** What is needed **
Line by line, give the data again exactly as it appears.

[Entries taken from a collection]
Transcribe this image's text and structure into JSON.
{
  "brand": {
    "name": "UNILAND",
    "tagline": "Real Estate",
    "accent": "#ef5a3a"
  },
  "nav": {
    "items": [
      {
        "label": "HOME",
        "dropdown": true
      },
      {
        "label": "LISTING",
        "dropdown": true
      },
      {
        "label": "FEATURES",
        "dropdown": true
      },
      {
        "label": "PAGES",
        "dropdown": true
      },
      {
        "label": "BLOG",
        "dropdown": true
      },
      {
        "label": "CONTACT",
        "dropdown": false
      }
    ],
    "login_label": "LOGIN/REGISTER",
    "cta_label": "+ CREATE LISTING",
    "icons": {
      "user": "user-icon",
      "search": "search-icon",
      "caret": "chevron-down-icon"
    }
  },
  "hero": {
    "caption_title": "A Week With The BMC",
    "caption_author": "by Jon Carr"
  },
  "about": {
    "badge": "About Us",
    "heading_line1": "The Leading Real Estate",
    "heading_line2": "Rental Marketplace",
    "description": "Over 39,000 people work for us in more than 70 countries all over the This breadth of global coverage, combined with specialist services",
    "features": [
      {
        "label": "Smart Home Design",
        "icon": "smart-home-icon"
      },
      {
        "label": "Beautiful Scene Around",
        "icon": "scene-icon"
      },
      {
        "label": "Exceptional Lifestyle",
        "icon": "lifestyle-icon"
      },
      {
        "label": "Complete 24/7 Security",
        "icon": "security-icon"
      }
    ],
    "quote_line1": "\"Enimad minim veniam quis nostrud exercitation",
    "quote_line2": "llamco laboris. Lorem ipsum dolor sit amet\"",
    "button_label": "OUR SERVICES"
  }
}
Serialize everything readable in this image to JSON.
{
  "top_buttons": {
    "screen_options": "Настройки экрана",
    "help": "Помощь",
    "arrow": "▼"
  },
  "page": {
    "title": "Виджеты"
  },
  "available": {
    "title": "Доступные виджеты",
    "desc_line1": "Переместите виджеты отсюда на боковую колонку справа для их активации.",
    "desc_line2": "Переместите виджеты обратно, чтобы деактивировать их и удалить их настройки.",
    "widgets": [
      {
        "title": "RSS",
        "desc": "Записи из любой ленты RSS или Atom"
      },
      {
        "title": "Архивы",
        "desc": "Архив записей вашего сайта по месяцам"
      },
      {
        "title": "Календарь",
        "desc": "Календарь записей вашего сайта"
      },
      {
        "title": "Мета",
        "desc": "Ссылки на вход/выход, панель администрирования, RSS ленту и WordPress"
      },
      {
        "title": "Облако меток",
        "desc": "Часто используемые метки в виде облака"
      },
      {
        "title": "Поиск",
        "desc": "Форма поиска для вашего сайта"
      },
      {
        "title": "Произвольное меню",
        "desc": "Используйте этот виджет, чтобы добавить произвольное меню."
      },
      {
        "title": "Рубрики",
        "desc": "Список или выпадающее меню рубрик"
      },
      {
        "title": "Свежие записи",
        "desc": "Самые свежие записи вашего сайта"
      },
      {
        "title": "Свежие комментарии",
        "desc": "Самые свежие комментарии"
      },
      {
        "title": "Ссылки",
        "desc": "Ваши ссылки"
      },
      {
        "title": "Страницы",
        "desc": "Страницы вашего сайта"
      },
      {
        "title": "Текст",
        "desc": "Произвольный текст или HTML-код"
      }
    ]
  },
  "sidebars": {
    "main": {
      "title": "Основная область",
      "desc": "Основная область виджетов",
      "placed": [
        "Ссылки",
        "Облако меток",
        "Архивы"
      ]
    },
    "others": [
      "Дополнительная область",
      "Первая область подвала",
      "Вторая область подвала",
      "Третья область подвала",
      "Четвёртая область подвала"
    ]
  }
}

** Result **
Transcribe this image's text and structure into JSON.
{
  "brand": {
    "name": "UNILAND",
    "tagline": "Real Estate",
    "accent": "#ef5a3a"
  },
  "nav": {
    "items": [
      {
        "label": "HOME",
        "dropdown": true
      },
      {
        "label": "LISTING",
        "dropdown": true
      },
      {
        "label": "FEATURES",
        "dropdown": true
      },
      {
        "label": "PAGES",
        "dropdown": true
      },
      {
        "label": "BLOG",
        "dropdown": true
      },
      {
        "label": "CONTACT",
        "dropdown": false
      }
    ],
    "login_label": "LOGIN/REGISTER",
    "cta_label": "+ CREATE LISTING",
    "icons": {
      "user": "user-icon",
      "search": "search-icon",
      "caret": "chevron-down-icon"
    }
  },
  "hero": {
    "caption_title": "A Week With The BMC",
    "caption_author": "by Jon Carr"
  },
  "about": {
    "badge": "About Us",
    "heading_line1": "The Leading Real Estate",
    "heading_line2": "Rental Marketplace",
    "description": "Over 39,000 people work for us in more than 70 countries all over the This breadth of global coverage, combined with specialist services",
    "features": [
      {
        "label": "Smart Home Design",
        "icon": "smart-home-icon"
      },
      {
        "label": "Beautiful Scene Around",
        "icon": "scene-icon"
      },
      {
        "label": "Exceptional Lifestyle",
        "icon": "lifestyle-icon"
      },
      {
        "label": "Complete 24/7 Security",
        "icon": "security-icon"
      }
    ],
    "quote_line1": "\"Enimad minim veniam quis nostrud exercitation",
    "quote_line2": "llamco laboris. Lorem ipsum dolor sit amet\"",
    "button_label": "OUR SERVICES"
  }
}
Serialize everything readable in this image to JSON.
{
  "top_buttons": {
    "screen_options": "Настройки экрана",
    "help": "Помощь",
    "arrow": "▼"
  },
  "page": {
    "title": "Виджеты"
  },
  "available": {
    "title": "Доступные виджеты",
    "desc_line1": "Переместите виджеты отсюда на боковую колонку справа для их активации.",
    "desc_line2": "Переместите виджеты обратно, чтобы деактивировать их и удалить их настройки.",
    "widgets": [
      {
        "title": "RSS",
        "desc": "Записи из любой ленты RSS или Atom"
      },
      {
        "title": "Архивы",
        "desc": "Архив записей вашего сайта по месяцам"
      },
      {
        "title": "Календарь",
        "desc": "Календарь записей вашего сайта"
      },
      {
        "title": "Мета",
        "desc": "Ссылки на вход/выход, панель администрирования, RSS ленту и WordPress"
      },
      {
        "title": "Облако меток",
        "desc": "Часто используемые метки в виде облака"
      },
      {
        "title": "Поиск",
        "desc": "Форма поиска для вашего сайта"
      },
      {
        "title": "Произвольное меню",
        "desc": "Используйте этот виджет, чтобы добавить произвольное меню."
      },
      {
        "title": "Рубрики",
        "desc": "Список или выпадающее меню рубрик"
      },
      {
        "title": "Свежие записи",
        "desc": "Самые свежие записи вашего сайта"
      },
      {
        "title": "Свежие комментарии",
        "desc": "Самые свежие комментарии"
      },
      {
        "title": "Ссылки",
        "desc": "Ваши ссылки"
      },
      {
        "title": "Страницы",
        "desc": "Страницы вашего сайта"
      },
      {
        "title": "Текст",
        "desc": "Произвольный текст или HTML-код"
      }
    ]
  },
  "sidebars": {
    "main": {
      "title": "Основная область",
      "desc": "Основная область виджетов",
      "placed": [
        "Ссылки",
        "Облако меток",
        "Архивы"
      ]
    },
    "others": [
      "Дополнительная область",
      "Первая область подвала",
      "Вторая область подвала",
      "Третья область подвала",
      "Четвёртая область подвала"
    ]
  }
}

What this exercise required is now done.